As mentioned, emotions are the most important thing to evoke when public speaking, especially when you’re not just talking to a networking group for social reasons but actually presenting something in hopes to persuade and cause the listeners to take some form of action.
Personal stories are the most formulaic technique to methodically invoke emotions in an audience, they are best utilised at the beginning of a speech and about yourself.

The reason for the above is that whether we admit it or not, our emotions dictate our decisions. We may think we’re logical, but the so-called logic we love to boast about is simply the rationalisation of what our emotions made us do. Several studies support this including one conducted at Harvard which states our emotions control our decisions in all areas of our lives.

When beginning with a personal story that emotionally affects the audience, you literally create a beneficial filter in the minds of those people that will dictate the thoughts they think about your presentation in the following moments. The reason why the story is personal is that ideally, especially if it is persuasion, you want them to have somewhat of a bond with you, and personal stories that are well-told are perhaps the most effective way to induce this.

Use Your Body

You probably guessed this one would be on the list, but if you ever forget it then it will no doubt make your public speaking stink. Several articles and studies such as this one show that 55% of communication is body language. You would have to be crazy to believe you could be a great public speaker whilst also being a dead fish, even if you had the best voice out there, it would just look weird and incongruent.

There are many individual gestures and movements that are popularised to convey certain messages, but to remember them all would make you go crazy and fumble over your own words, resulting in people thinking you’re trying way too hard and inevitably dismissing you.

The most important thing to remember which will make you flow naturally is to paint your words through your body, you will notice all great speakers do this. Essentially whatever you’re saying or describing, make your body congruent with whatever seems natural, whether it be a smile, strong gesture or so on. For example, if it’s something extremely emotional, pursed lips and slow movements could be appropriate.

Have a look at this video and see the gestures that the speaker is making in relation to what he’s saying, there are also a few sides tips you can adopt.
Notice how when he says things like “Put them all together” he spins his hands around in a circular motion, or when he mentions “I learned the unfailing quality of unconditional love from my wife” he rests his hands on his heart and softens his face.
If you can internalise this concept of painting your words through your body, you will naturally come off as someone who looks like they’ve practiced the art of body language for years.


As mentioned, emotions are crucial to invoke in people, and you want them to be on an emotional roller coaster with an abundance of diversification, humour being one of the main ones.

Although spontaneity is important and has been the general direction of this article, it is always optimal to have a few planned jokes on top of the spur-of-moment things to add onto your common stories that you tell. If you ever had an uncle or older person who would always tell you the same joke when you were a kid, that is essentially what you want to adopt as a public speaker and sprinkle on-top whatever comes naturally in the situation.
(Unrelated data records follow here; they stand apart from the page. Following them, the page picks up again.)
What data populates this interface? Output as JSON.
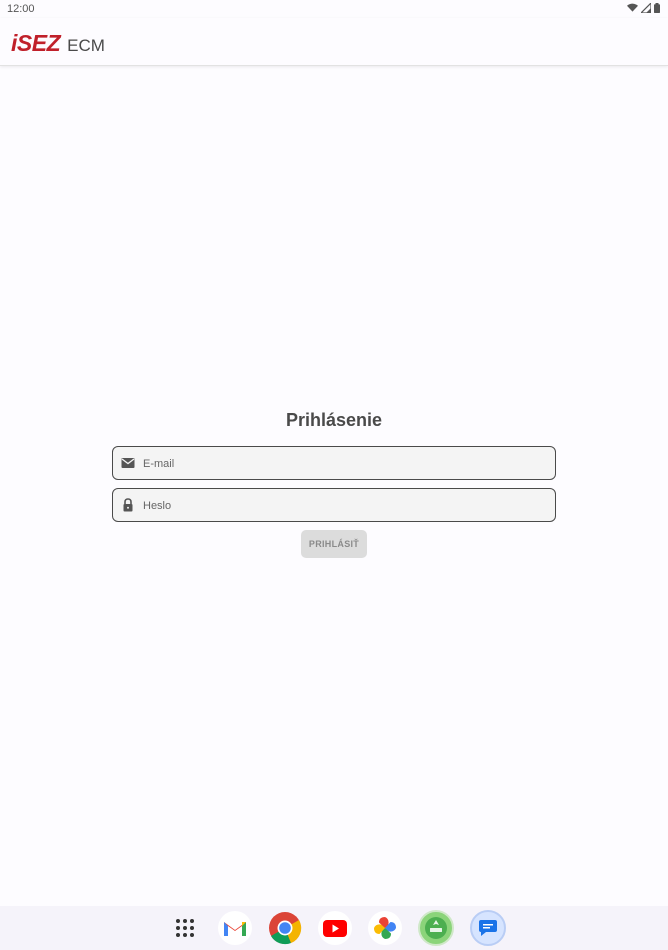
{
  "status_bar": {
    "time": "12:00",
    "icons": [
      "wifi-icon",
      "signal-icon",
      "battery-icon"
    ]
  },
  "app_bar": {
    "logo_mark": "iSEZ",
    "logo_suffix": "ECM",
    "brand_color": "#c0202a"
  },
  "login": {
    "title": "Prihlásenie",
    "email": {
      "placeholder": "E-mail",
      "value": "",
      "icon": "mail-icon"
    },
    "password": {
      "placeholder": "Heslo",
      "value": "",
      "icon": "lock-icon"
    },
    "submit_label": "PRIHLÁSIŤ"
  },
  "dock": {
    "apps": [
      "app-drawer-icon",
      "gmail-icon",
      "chrome-icon",
      "youtube-icon",
      "photos-icon",
      "isez-app-icon",
      "messages-icon"
    ]
  }
}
If you avidly watch the videos of any great speakers such as Tony Robbins, you will notice that they commonly use the same jokes with correlating stories, this is because what works with one audience that isn’t niche specific, will generally work with all the others.
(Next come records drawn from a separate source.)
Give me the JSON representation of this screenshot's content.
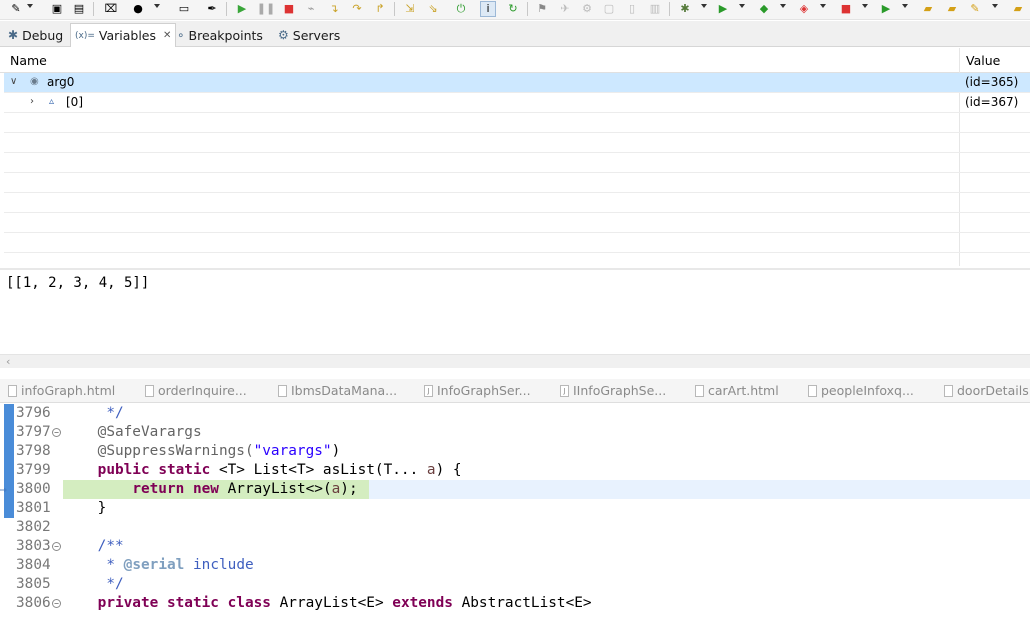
{
  "toolbar": {
    "icons": [
      "new-icon",
      "save-icon",
      "save-all-icon",
      "binary-icon",
      "user-icon",
      "terminal-icon",
      "pin-icon",
      "resume-icon",
      "suspend-icon",
      "terminate-icon",
      "disconnect-icon",
      "step-into-icon",
      "step-over-icon",
      "step-return-icon",
      "drop-frame-icon",
      "use-step-filters-icon",
      "power-icon",
      "instruction-step-icon",
      "refresh-icon",
      "bookmark-icon",
      "run-last-icon",
      "debug-icon",
      "run-icon",
      "coverage-icon",
      "server-icon",
      "external-tools-icon",
      "open-folder-icon",
      "edit-icon",
      "search-icon"
    ]
  },
  "views": {
    "tabs": [
      {
        "label": "Debug",
        "icon": "bug-icon"
      },
      {
        "label": "Variables",
        "icon": "variables-icon",
        "prefix": "(x)="
      },
      {
        "label": "Breakpoints",
        "icon": "breakpoint-icon"
      },
      {
        "label": "Servers",
        "icon": "servers-icon"
      }
    ],
    "active": "Variables"
  },
  "variables": {
    "columns": {
      "name": "Name",
      "value": "Value"
    },
    "rows": [
      {
        "name": "arg0",
        "value": "(id=365)",
        "expanded": true,
        "selected": true
      },
      {
        "name": "[0]",
        "value": "(id=367)",
        "expanded": false,
        "selected": false
      }
    ],
    "detail": "[[1, 2, 3, 4, 5]]"
  },
  "editor_tabs": [
    "infoGraph.html",
    "orderInquire...",
    "IbmsDataMana...",
    "InfoGraphSer...",
    "IInfoGraphSe...",
    "carArt.html",
    "peopleInfoxq...",
    "doorDetails..."
  ],
  "editor": {
    "current_line": "3800",
    "lines": [
      {
        "num": "3796"
      },
      {
        "num": "3797"
      },
      {
        "num": "3798"
      },
      {
        "num": "3799"
      },
      {
        "num": "3800"
      },
      {
        "num": "3801"
      },
      {
        "num": "3802"
      },
      {
        "num": "3803"
      },
      {
        "num": "3804"
      },
      {
        "num": "3805"
      },
      {
        "num": "3806"
      }
    ],
    "tokens": {
      "c3796": "*/",
      "c3797": "@SafeVarargs",
      "c3798_a": "@SuppressWarnings(",
      "c3798_s": "\"varargs\"",
      "c3798_b": ")",
      "c3799_k1": "public",
      "c3799_k2": "static",
      "c3799_rest1": "<T> List<T> asList(T... ",
      "c3799_var": "a",
      "c3799_rest2": ") {",
      "c3800_k1": "return",
      "c3800_k2": "new",
      "c3800_rest1": "ArrayList<>(",
      "c3800_var": "a",
      "c3800_rest2": ");",
      "c3801": "}",
      "c3803": "/**",
      "c3804_star": "*",
      "c3804_tag": "@serial",
      "c3804_txt": "include",
      "c3805": "*/",
      "c3806_k1": "private",
      "c3806_k2": "static",
      "c3806_k3": "class",
      "c3806_rest1": "ArrayList<E>",
      "c3806_k4": "extends",
      "c3806_rest2": "AbstractList<E>"
    }
  },
  "colors": {
    "keyword": "#7f0055",
    "string": "#2a00ff",
    "javadoc": "#3f5fbf",
    "selection": "#cde8ff",
    "current_line": "#d4edc0"
  }
}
By now you’re aware of some fundamental mind-frames and techniques to use when you go to public speak. Of course, there are a lot more than this if you wish to further educate, but if you only get these right you will be phenomenal at the craft and ready to blow away any audience at business events or others.
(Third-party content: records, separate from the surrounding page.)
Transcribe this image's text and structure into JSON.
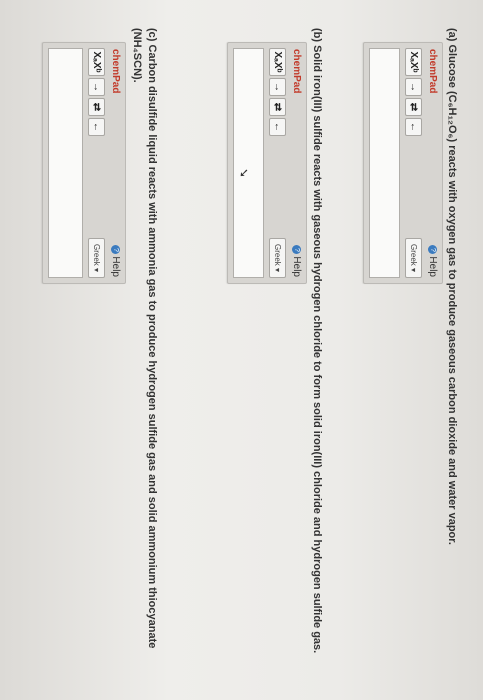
{
  "questions": [
    {
      "id": "a",
      "text": "(a) Glucose (C₆H₁₂O₆) reacts with oxygen gas to produce gaseous carbon dioxide and water vapor.",
      "pad": {
        "title": "chemPad",
        "help": "Help",
        "greek": "Greek ▾",
        "buttons": [
          "XₐXᵇ",
          "→",
          "⇄",
          "←"
        ],
        "value": ""
      }
    },
    {
      "id": "b",
      "text": "(b) Solid iron(III) sulfide reacts with gaseous hydrogen chloride to form solid iron(III) chloride and hydrogen sulfide gas.",
      "pad": {
        "title": "chemPad",
        "help": "Help",
        "greek": "Greek ▾",
        "buttons": [
          "XₐXᵇ",
          "→",
          "⇄",
          "←"
        ],
        "value": ""
      }
    },
    {
      "id": "c",
      "text": "(c) Carbon disulfide liquid reacts with ammonia gas to produce hydrogen sulfide gas and solid ammonium thiocyanate",
      "text2": "(NH₄SCN).",
      "pad": {
        "title": "chemPad",
        "help": "Help",
        "greek": "Greek ▾",
        "buttons": [
          "XₐXᵇ",
          "→",
          "⇄",
          "←"
        ],
        "value": ""
      }
    }
  ]
}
For more information on requesting a keynote speaker at your next event, contact Tony Farugia of Headspace Behavioural Science on 0458 888 756 or email: